[Work required]
All of the data below should be returned exactly.

[Data under study]
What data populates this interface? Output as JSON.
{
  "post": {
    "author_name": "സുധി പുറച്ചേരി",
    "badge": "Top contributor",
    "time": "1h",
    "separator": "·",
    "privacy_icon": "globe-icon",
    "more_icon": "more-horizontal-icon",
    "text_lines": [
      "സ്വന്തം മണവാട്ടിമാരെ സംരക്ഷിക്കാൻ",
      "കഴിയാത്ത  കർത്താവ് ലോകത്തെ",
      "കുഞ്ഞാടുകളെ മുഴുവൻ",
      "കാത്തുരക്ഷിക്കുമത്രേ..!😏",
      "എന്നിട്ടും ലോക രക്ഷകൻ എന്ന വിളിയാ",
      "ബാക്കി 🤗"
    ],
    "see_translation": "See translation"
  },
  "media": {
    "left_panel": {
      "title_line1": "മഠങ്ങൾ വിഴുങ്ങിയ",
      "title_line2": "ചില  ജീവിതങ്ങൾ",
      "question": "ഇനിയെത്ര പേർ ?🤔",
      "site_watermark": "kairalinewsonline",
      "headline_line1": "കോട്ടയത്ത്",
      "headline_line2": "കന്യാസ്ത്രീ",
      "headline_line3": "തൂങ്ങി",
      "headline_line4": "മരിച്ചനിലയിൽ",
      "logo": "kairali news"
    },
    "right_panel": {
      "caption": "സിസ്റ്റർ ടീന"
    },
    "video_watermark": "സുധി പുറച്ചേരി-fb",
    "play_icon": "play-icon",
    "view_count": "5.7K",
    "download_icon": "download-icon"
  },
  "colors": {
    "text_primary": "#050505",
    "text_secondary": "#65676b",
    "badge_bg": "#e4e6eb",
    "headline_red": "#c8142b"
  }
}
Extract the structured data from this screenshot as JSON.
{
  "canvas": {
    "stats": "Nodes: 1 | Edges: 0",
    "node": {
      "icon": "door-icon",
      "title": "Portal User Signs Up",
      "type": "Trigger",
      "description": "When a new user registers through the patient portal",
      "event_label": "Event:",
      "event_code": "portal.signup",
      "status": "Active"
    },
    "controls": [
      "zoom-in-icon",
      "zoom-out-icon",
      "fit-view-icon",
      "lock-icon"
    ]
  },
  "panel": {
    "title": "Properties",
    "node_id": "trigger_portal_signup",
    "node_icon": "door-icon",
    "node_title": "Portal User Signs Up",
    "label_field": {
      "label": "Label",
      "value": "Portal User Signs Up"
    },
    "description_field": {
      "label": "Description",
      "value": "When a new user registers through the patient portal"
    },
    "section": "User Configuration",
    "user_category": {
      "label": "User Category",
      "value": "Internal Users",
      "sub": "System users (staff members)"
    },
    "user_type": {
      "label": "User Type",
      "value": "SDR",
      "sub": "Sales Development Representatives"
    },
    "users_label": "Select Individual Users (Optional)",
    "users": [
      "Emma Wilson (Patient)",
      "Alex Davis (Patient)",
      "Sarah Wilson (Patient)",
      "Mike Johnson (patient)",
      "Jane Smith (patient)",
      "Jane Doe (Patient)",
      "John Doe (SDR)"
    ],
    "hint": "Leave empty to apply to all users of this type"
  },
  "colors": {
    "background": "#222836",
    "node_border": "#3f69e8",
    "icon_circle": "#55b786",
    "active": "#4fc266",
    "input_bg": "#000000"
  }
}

[Task result]
What data populates this interface? Output as JSON.
{
  "post": {
    "author_name": "സുധി പുറച്ചേരി",
    "badge": "Top contributor",
    "time": "1h",
    "separator": "·",
    "privacy_icon": "globe-icon",
    "more_icon": "more-horizontal-icon",
    "text_lines": [
      "സ്വന്തം മണവാട്ടിമാരെ സംരക്ഷിക്കാൻ",
      "കഴിയാത്ത  കർത്താവ് ലോകത്തെ",
      "കുഞ്ഞാടുകളെ മുഴുവൻ",
      "കാത്തുരക്ഷിക്കുമത്രേ..!😏",
      "എന്നിട്ടും ലോക രക്ഷകൻ എന്ന വിളിയാ",
      "ബാക്കി 🤗"
    ],
    "see_translation": "See translation"
  },
  "media": {
    "left_panel": {
      "title_line1": "മഠങ്ങൾ വിഴുങ്ങിയ",
      "title_line2": "ചില  ജീവിതങ്ങൾ",
      "question": "ഇനിയെത്ര പേർ ?🤔",
      "site_watermark": "kairalinewsonline",
      "headline_line1": "കോട്ടയത്ത്",
      "headline_line2": "കന്യാസ്ത്രീ",
      "headline_line3": "തൂങ്ങി",
      "headline_line4": "മരിച്ചനിലയിൽ",
      "logo": "kairali news"
    },
    "right_panel": {
      "caption": "സിസ്റ്റർ ടീന"
    },
    "video_watermark": "സുധി പുറച്ചേരി-fb",
    "play_icon": "play-icon",
    "view_count": "5.7K",
    "download_icon": "download-icon"
  },
  "colors": {
    "text_primary": "#050505",
    "text_secondary": "#65676b",
    "badge_bg": "#e4e6eb",
    "headline_red": "#c8142b"
  }
}
Extract the structured data from this screenshot as JSON.
{
  "canvas": {
    "stats": "Nodes: 1 | Edges: 0",
    "node": {
      "icon": "door-icon",
      "title": "Portal User Signs Up",
      "type": "Trigger",
      "description": "When a new user registers through the patient portal",
      "event_label": "Event:",
      "event_code": "portal.signup",
      "status": "Active"
    },
    "controls": [
      "zoom-in-icon",
      "zoom-out-icon",
      "fit-view-icon",
      "lock-icon"
    ]
  },
  "panel": {
    "title": "Properties",
    "node_id": "trigger_portal_signup",
    "node_icon": "door-icon",
    "node_title": "Portal User Signs Up",
    "label_field": {
      "label": "Label",
      "value": "Portal User Signs Up"
    },
    "description_field": {
      "label": "Description",
      "value": "When a new user registers through the patient portal"
    },
    "section": "User Configuration",
    "user_category": {
      "label": "User Category",
      "value": "Internal Users",
      "sub": "System users (staff members)"
    },
    "user_type": {
      "label": "User Type",
      "value": "SDR",
      "sub": "Sales Development Representatives"
    },
    "users_label": "Select Individual Users (Optional)",
    "users": [
      "Emma Wilson (Patient)",
      "Alex Davis (Patient)",
      "Sarah Wilson (Patient)",
      "Mike Johnson (patient)",
      "Jane Smith (patient)",
      "Jane Doe (Patient)",
      "John Doe (SDR)"
    ],
    "hint": "Leave empty to apply to all users of this type"
  },
  "colors": {
    "background": "#222836",
    "node_border": "#3f69e8",
    "icon_circle": "#55b786",
    "active": "#4fc266",
    "input_bg": "#000000"
  }
}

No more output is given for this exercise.